You never hear about the people with the slide rules and computers and buttoned-down minds who even now are hard at work on creating the NHL schedule for 1994-95.
A will play B, C will play D, then everyone from A to W gets in the playoffs.
Boxing is a bit more sophistica ted. The fans want Fighter A to confront Fighter B. He probably doesn't want to because he doesn't think he's good enough, but that's where the money is, so OK, but only if the pay-per-view does not conflict with a Madonna concert and the Las Vegas casinos aren't crowded with a convention of rubber duck salesmen.
Then, of course, Fighter A's promoter has to get along with the brother-in-law of Fighter B's bucket carrier, who owns the only pen in the family which can sign contracts.
No one, of course, would ever want the best fighters to meet without any intrigue.
Lucky for you, I'm in the mood to bring order to chaos.
The first question you want answered, undoubtedly, is whether Mike Tyson will get to fight Evander Holyfield.
The answer is a resounding maybe.
This much I can reveal.
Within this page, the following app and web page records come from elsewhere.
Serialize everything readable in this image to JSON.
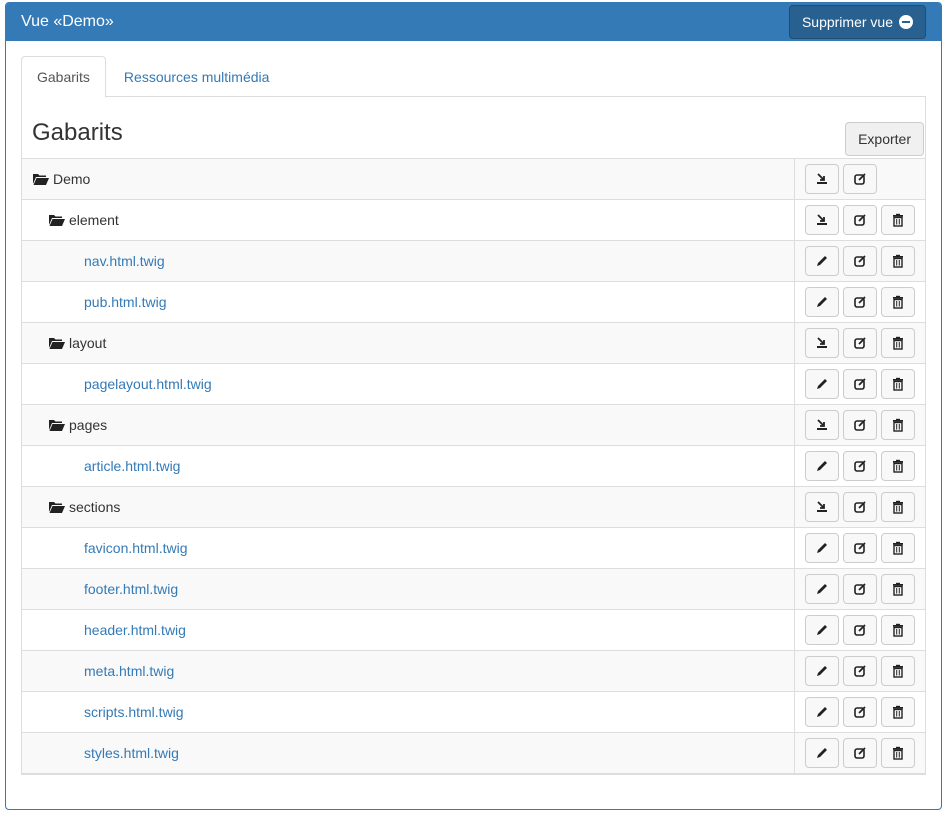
{
  "header": {
    "title": "Vue «Demo»",
    "delete_view_label": "Supprimer vue"
  },
  "tabs": [
    {
      "label": "Gabarits",
      "active": true
    },
    {
      "label": "Ressources multimédia",
      "active": false
    }
  ],
  "section": {
    "title": "Gabarits",
    "export_label": "Exporter"
  },
  "tree": [
    {
      "name": "Demo",
      "type": "folder",
      "level": 0,
      "actions": [
        "upload-icon",
        "edit-icon"
      ]
    },
    {
      "name": "element",
      "type": "folder",
      "level": 1,
      "actions": [
        "upload-icon",
        "edit-icon",
        "trash-icon"
      ]
    },
    {
      "name": "nav.html.twig",
      "type": "file",
      "level": 2,
      "actions": [
        "pencil-icon",
        "edit-icon",
        "trash-icon"
      ]
    },
    {
      "name": "pub.html.twig",
      "type": "file",
      "level": 2,
      "actions": [
        "pencil-icon",
        "edit-icon",
        "trash-icon"
      ]
    },
    {
      "name": "layout",
      "type": "folder",
      "level": 1,
      "actions": [
        "upload-icon",
        "edit-icon",
        "trash-icon"
      ]
    },
    {
      "name": "pagelayout.html.twig",
      "type": "file",
      "level": 2,
      "actions": [
        "pencil-icon",
        "edit-icon",
        "trash-icon"
      ]
    },
    {
      "name": "pages",
      "type": "folder",
      "level": 1,
      "actions": [
        "upload-icon",
        "edit-icon",
        "trash-icon"
      ]
    },
    {
      "name": "article.html.twig",
      "type": "file",
      "level": 2,
      "actions": [
        "pencil-icon",
        "edit-icon",
        "trash-icon"
      ]
    },
    {
      "name": "sections",
      "type": "folder",
      "level": 1,
      "actions": [
        "upload-icon",
        "edit-icon",
        "trash-icon"
      ]
    },
    {
      "name": "favicon.html.twig",
      "type": "file",
      "level": 2,
      "actions": [
        "pencil-icon",
        "edit-icon",
        "trash-icon"
      ]
    },
    {
      "name": "footer.html.twig",
      "type": "file",
      "level": 2,
      "actions": [
        "pencil-icon",
        "edit-icon",
        "trash-icon"
      ]
    },
    {
      "name": "header.html.twig",
      "type": "file",
      "level": 2,
      "actions": [
        "pencil-icon",
        "edit-icon",
        "trash-icon"
      ]
    },
    {
      "name": "meta.html.twig",
      "type": "file",
      "level": 2,
      "actions": [
        "pencil-icon",
        "edit-icon",
        "trash-icon"
      ]
    },
    {
      "name": "scripts.html.twig",
      "type": "file",
      "level": 2,
      "actions": [
        "pencil-icon",
        "edit-icon",
        "trash-icon"
      ]
    },
    {
      "name": "styles.html.twig",
      "type": "file",
      "level": 2,
      "actions": [
        "pencil-icon",
        "edit-icon",
        "trash-icon"
      ]
    }
  ],
  "colors": {
    "primary": "#337ab7",
    "primary_dark": "#286090",
    "link": "#337ab7",
    "border": "#dddddd"
  }
}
Remember, it was Don King who didn't want this match in the first place, not Holyfield's connections. Suffice it to say, both fighters want it. The problem is Tyson's ribs and Tyson's jury. The ribs will heal, but not before March. (And never mind the report going around Wednesday that he damaged the hand he broke against Mitch Green outside Dapper Dan's in 1988 -- it was dismissed as "just another rumor" by King publicist John Solberg, who couldn't flat-out deny it). Tyson's rape trial will start Jan. 27 or later.
If it's sooner, Tyson will be found guilty or not. If he's guilty, close the door. Holyfield then moves ahead with this "interesting dance card," according to Seth Abraham, who finds it especially interesting since he controls all the dancers:
(1) Francesco Damiani in eight days; (2) the winner of the Ray Mercer-Larry Holmes fight Feb. 7, probably sometime in April; (3) probably Lennox Lewis because all heavyweight champions deserve to feast on at least one Brit, and (4) the big one vs. Riddick Bowe, probably in the fall.
Of course, Dan Duva has his own interests and says if you scratch Tyson, "Evander's next fight [after Damiani] will be in March or April for the most money he can get."
That, he says, is hardly Ray Mercer, but Bowe or George Foreman. He said, "We have absolutely no interest in Larry Holmes, and Ray Mercer is not doing himself any favors by fighting him -- it's not going to bring him any closer to Evander."
He suggested Mercer, who has an Olympic gold medal and wins over Damiani and Tommy Morrison, go out and beat someone tough, like Bowe or Razor Ruddock or Tim Witherspoon or, ahem, one of two undefeated heavyweights Duva happens to promote -- Lewis and Michael Moorer.
So if Tyson doesn't fight again, there is still no definite order. It gets really convoluted if he makes it to the ring. Suppose he beats Holyfield. He either takes the title with him into prison, or is found not guilty and Don King takes the title into prison -- oops, forgot -- King's not on trial.
If Tyson wins and gets acquitted, Holyfield joins a long list of lucrative challengers, which include Foreman, whatever Time Warner youngsters can be lured away, Ruddock, Witherspoon and, don't laugh, a revitalized (that is, after another string of victories) Morrison.
Let's say Holyfield beats Tyson (no, folks, I'm not going to make any silly predictions or print results of a fantasy hockey league). Tyson gets either a rematch or a jail sentence. Holyfield gets either the rest of Abraham's dance card or a rocking chair for retirement.
Note: Moorer demanding WBO force Mercer to defend against him, its No. 1 ranked heavyweight, instead of 42-year-old grandfather. Never mind that Moorer being No. 1 is ludicrous, what does he want? Strip Mercer so he can fight No. 2, Ruddock? Michael, be smart. Shut up . . . Know what? Holmes COULD beat Mercer.
HURTING: Aaron Davis busted left thumb in only defeat, when he lost WBA welter title to Meldrick Taylor last January. He finally makes it to within days of comeback bout Tuesday night in Vegas, and he has an eye scratched. But docs say two weeks rest should be enough.
MONEY: Duva says Holyfield probably could make $20-25 million against Bowe or Foreman in March or April, giving both fighters a 5 percent buy rate on two million pay-per-view sets. First Holyfield-Foreman did 8.25 percent buy rate and Holyfield-Tyson looked like a 10 percent. Duva said Holyfield-Mercer buy rate would be three or four, which would translate into maybe $12 million payday for champ. And you studied hard in school?